The government’s concerted crackdown on the Iranian Writers’ Association (IWA) continued in 2022. Although writer, IWA leader, and 2021 PEN/Barbey Freedom to Write Awardee Keyvan Bajan was released in March, his co-honoree and writer Reza Khandan Mahabadi, was kept behind bars (apart from a brief medical furlough in early 2022 after he contracted COVID-19 while in prison) despite pre–existing medical conditions; he remained in prison until his release in a general amnesty in February 2023. Their fellow Freedom to Write honoree, poet and filmmaker Baktash Abtin, died a tragic and preventable death in custody on January 8, 2022, after authorities repeatedly refused to provide him necessary medical care. Labor activists, writers, translators, and IWA members Keyvan Mohtadi and Anisha Asadollahi were detained in May 2022; Asadollahi was released on bail in August while Mohtadi was sentenced to a six-year prison term in January 2023 on specious charges of collusion and propaganda against the state. Late in the year, several current board members of the IWA were detained for around a month before being released on bail in early January 2023, including poets Aida Amidi, Roozbeh Sohani, and Alireza Adineh; their colleague Ali Asadollahi was released in February.

Hossein Ronaghi, a blogger who was detained on September 24, was also subjected to ill-treatment in custody. Ronaghi, who has pre-existing medical conditions and had already lost one of his kidneys from torture during a previous politically-motivated imprisonment, suffered severe beatings and was denied medical care. He was released on bail into hospital in late November, after a 65-day hunger strike. Ronaghi, his family, and his friends received threats and harassment following his release. Literary writer and former political prisoner Golrokh Ebrahimi Iraee was arrested on September 26 at her home and assaulted during the arrest by security forces. She was charged with “assembly and collusion, as well as propaganda against the state” for her social media activities. Poet and writer Mehdi Bahman, arrested on October 11, was sentenced to death on charges of espionage, the Revolutionary Court that handed down the sentence cited a television interview Bahman gave to an Israeli TV channel in April; he remained behind bars at year’s end.

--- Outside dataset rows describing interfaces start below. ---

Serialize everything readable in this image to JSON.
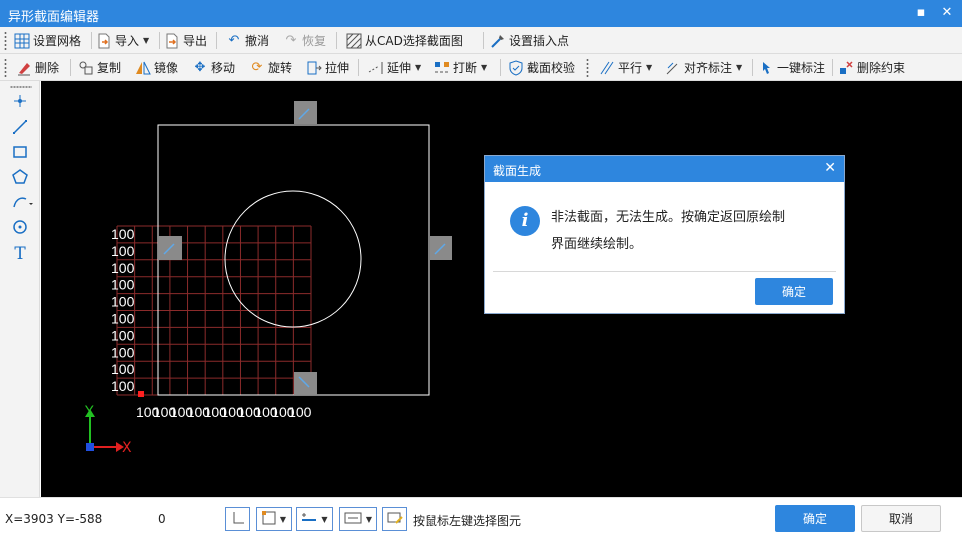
{
  "window": {
    "title": "异形截面编辑器",
    "minimize_glyph": "▪",
    "close_glyph": "✕"
  },
  "toolbar1": {
    "set_grid": "设置网格",
    "import": "导入",
    "export": "导出",
    "undo": "撤消",
    "redo": "恢复",
    "select_from_cad": "从CAD选择截面图",
    "set_insert_point": "设置插入点"
  },
  "toolbar2": {
    "delete": "删除",
    "copy": "复制",
    "mirror": "镜像",
    "move": "移动",
    "rotate": "旋转",
    "stretch": "拉伸",
    "extend": "延伸",
    "break": "打断",
    "section_check": "截面校验",
    "parallel": "平行",
    "align_dim": "对齐标注",
    "one_click_dim": "一键标注",
    "remove_constraint": "删除约束"
  },
  "left_tools": [
    {
      "name": "point-tool",
      "icon": "point-icon"
    },
    {
      "name": "line-tool",
      "icon": "line-icon"
    },
    {
      "name": "rect-tool",
      "icon": "rect-icon"
    },
    {
      "name": "polygon-tool",
      "icon": "polygon-icon"
    },
    {
      "name": "arc-tool",
      "icon": "arc-icon"
    },
    {
      "name": "circle-tool",
      "icon": "circle-icon"
    },
    {
      "name": "text-tool",
      "icon": "text-icon"
    }
  ],
  "canvas": {
    "grid_labels_y": [
      "100",
      "100",
      "100",
      "100",
      "100",
      "100",
      "100",
      "100",
      "100",
      "100"
    ],
    "grid_labels_x": [
      "100",
      "100",
      "100",
      "100",
      "100",
      "100",
      "100",
      "100",
      "100",
      "100"
    ],
    "axis_y": "Y",
    "axis_x": "X",
    "colors": {
      "background": "#000000",
      "grid": "#8b2b2b",
      "shape": "#ffffff",
      "axis_y": "#22c022",
      "axis_x": "#e02020"
    }
  },
  "dialog": {
    "title": "截面生成",
    "message_line1": "非法截面，无法生成。按确定返回原绘制",
    "message_line2": "界面继续绘制。",
    "ok": "确定",
    "icon": "info-icon"
  },
  "status": {
    "coords": "X=3903 Y=-588",
    "value": "0",
    "hint": "按鼠标左键选择图元",
    "ok": "确定",
    "cancel": "取消"
  },
  "colors": {
    "accent": "#2e86de"
  }
}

The Iranian government also targeted artists and singers/songwriters whose work was critical of ruling authorities and explicitly addressed either political or social themes. Saman Yasin, a Kurdish rapper, was arrested on October 2 in a home raid, tortured during his detention, and charged on October 29 with mohrabeh, or “enmity against God,” a crime that carries the death sentence. This development raised alarm with international bodies such as the UN. Toomaj Salehi, a songwriter and well-known rapper who was first arrested in September 2021 and given a suspended sentence in early 2022, was re-arrested on October 30, 2022 after he published music and social media posts expressing support for the protests. He was held in solitary confinement and severely tortured in custody. He also faces charges that could lead to the death penalty.

Writers advocating for ethnic or religious minority rights continue to be particularly targeted in Iran. In January 2022 Kurdish language teacher and rights advocate Zahra Mohammadi began her prison sentence of five years for “founding or leading an organization that aims to disrupt national security.” Kurdish researcher Mozghan Kavousi, who belongs to the Yarsani religious minority, was detained for four months beginning in September and later sentenced to five years and five months in prison on charges of “assembly and collusion,” “insulting the Supreme Leader of Iran,” and “propaganda against the regime.” Baha’i writer and poet Mahvash Sabet was arrested in July 2022 as part of a crackdown on the minority and sentenced to 10 years in prison in November on the same charges as Zahra Mohammadi. While imprisoned, she spent extended periods in solitary confinement.

A prominent writer and human rights defender, Narges Mohammadi has been in and out of prison for much of the last decade in retaliation for her support of the rights of women, political prisoners, and ethnic minorities in Iran.

Click here for the full report.